Anyone who works with computers learns to fear their capacity to forget. Like so many things with computers, memory is strictly binary. There is either perfect recall or total oblivion, with nothing in between. It doesn’t matter how important or trivial the information is. The computer can forget anything in an instant. If it remembers, it remembers for keeps. This doesn’t map well onto human experience of memory, which is fuzzy. We don’t remember anything with perfect fidelity, but we’re also not at risk of waking up having forgotten our own name. Memories tend to fade with time, and we remember only the more salient events. Every programmer has firsthand experience of accidentally deleting something important. Our folklore as programmers is filled with stories of lost data, failed backups, inadvertently clobbering some vital piece of information, undoing months of work with a single keystroke. We learn to be afraid. And because we live in a time when storage grows ever cheaper, we learn to save everything, log everything, and keep it forever. You never know what will come in useful. Deleting is dangerous. There are no horror stories—yet—about keeping too much data for too long. Unfortunately, we’ve let this detail of how computers work percolate up into the design of our online communities. It’s as if we forced people to use only integers because computers have difficulty representing real numbers.

In this excellent February 2013 paper for Nesta, Counting What Counts, Anthony Lilley, never one to mince his words, pushes the arts and cultural sector (public service broadcasting included) to embrace the opportunity of Big Data:

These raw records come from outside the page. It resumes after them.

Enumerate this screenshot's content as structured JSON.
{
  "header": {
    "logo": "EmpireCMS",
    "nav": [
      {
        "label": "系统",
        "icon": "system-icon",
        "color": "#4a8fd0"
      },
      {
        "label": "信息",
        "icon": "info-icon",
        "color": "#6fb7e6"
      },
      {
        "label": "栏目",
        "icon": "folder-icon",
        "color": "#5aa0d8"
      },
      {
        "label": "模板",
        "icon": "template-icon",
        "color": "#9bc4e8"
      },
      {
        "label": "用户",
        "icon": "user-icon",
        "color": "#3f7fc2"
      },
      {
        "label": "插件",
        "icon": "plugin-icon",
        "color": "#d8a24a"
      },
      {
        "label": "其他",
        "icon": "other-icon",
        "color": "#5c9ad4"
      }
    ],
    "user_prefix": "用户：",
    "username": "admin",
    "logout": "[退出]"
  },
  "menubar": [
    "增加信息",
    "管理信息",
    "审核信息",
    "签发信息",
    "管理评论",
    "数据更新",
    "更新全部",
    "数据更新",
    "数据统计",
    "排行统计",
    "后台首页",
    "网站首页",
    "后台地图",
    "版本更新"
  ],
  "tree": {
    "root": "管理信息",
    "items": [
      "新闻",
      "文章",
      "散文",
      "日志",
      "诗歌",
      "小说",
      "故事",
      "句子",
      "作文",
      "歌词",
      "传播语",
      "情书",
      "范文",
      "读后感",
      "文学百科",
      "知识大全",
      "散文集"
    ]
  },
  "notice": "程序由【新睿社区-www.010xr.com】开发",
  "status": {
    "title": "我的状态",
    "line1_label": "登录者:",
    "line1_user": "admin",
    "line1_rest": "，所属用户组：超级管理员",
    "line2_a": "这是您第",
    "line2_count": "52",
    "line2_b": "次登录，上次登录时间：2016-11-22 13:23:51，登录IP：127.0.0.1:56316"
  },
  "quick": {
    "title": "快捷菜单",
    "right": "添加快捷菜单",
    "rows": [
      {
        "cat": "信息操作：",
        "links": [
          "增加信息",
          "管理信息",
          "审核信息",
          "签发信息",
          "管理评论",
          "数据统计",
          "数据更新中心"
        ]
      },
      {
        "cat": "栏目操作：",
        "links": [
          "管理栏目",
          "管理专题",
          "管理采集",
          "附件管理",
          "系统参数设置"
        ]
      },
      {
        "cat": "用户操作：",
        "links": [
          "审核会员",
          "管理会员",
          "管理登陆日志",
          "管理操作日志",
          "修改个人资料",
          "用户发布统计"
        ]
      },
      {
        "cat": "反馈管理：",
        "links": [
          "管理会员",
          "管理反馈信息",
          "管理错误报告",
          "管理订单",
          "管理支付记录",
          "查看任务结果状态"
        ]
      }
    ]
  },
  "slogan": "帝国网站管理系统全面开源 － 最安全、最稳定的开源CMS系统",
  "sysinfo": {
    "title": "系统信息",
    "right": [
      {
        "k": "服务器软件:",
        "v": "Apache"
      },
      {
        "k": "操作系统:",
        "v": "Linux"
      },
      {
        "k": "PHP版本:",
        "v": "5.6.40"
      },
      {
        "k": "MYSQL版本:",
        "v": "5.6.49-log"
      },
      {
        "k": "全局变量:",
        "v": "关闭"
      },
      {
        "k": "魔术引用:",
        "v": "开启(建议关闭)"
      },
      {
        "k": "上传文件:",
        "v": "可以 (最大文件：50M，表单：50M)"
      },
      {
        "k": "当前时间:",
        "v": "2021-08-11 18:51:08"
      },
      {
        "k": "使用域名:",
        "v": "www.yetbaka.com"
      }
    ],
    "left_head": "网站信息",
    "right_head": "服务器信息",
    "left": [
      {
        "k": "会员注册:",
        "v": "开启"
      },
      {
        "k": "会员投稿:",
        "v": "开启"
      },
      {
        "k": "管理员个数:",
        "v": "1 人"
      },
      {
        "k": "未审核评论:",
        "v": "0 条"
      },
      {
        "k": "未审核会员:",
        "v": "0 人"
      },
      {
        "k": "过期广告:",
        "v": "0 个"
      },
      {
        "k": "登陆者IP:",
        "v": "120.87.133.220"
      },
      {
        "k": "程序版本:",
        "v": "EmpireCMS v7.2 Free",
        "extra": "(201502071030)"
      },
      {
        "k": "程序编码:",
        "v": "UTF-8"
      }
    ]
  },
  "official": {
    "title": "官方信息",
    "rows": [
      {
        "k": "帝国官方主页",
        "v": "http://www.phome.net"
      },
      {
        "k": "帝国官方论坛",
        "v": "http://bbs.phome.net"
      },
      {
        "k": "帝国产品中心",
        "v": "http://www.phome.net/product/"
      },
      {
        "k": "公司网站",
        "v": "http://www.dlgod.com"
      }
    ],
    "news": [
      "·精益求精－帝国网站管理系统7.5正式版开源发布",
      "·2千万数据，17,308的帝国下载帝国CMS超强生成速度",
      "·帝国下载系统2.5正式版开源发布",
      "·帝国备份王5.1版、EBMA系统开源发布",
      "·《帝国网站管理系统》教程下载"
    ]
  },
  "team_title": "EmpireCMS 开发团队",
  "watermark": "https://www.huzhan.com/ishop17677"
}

There are some fundamental barriers to the use of big data approaches in arts and cultural institutions. The first is related to the funding environment. The sector currently largely addresses data from too limited a perspective. Too often, the gathering and reporting of data is seen as a burden and a requirement of funding or governance rather than as an asset to be used to the benefit of the artistic or cultural institution and its work. This point of view is in danger of holding the sector back. It arises partly from the philosophy of dependence, subsidy and market failure which underpins much of the cultural sector including the arts and public service broadcasting.

A shift in mindset to one which sees data more as an asset and not just as a tool of accountability is a fundamental requirement of making the most of the “big data opportunity” envisaged by this paper. Importantly, such a shift which would match much of the rhetoric of “investment” which is used in the sector, particularly by policy and funding bodies. This paper suggests, to date, this rhetoric has largely been just that; a new term to replace the loaded word “subsidy” rather than a genuine change.

The second major obstacle is the limited strategic understanding of or indeed interest in the use of data at senior levels in the cultural sector. For many, the potential of data in the cultural sector is at best a “known-unknown” or worse goes entirely unappreciated. For some, the idea of using data in the the arts is controversial or even anathema. Limited day to day data management skills in many parts of the sector and often less than ideal technology in many organisations contribute to a sense of strategic drift. And yet, there are, of course, islands of passionate expertise and effective activity.

Without question, the effective use of big data (so-called data-driven decision-making or DDD) has the potential to deliver operational and financial benefits to individual cultural organisations in obvious fields such as marketing and development and, in turn, through the ways in which it might inform artistic decision-making.

This paper calls, ultimately, for a strategic approach to sectoral change, to capacity building and to joining up and scaling existing work with a view to achieving a step change in the way that data can help improve the resilience of the cultural sector.

Read the rest of the paper here.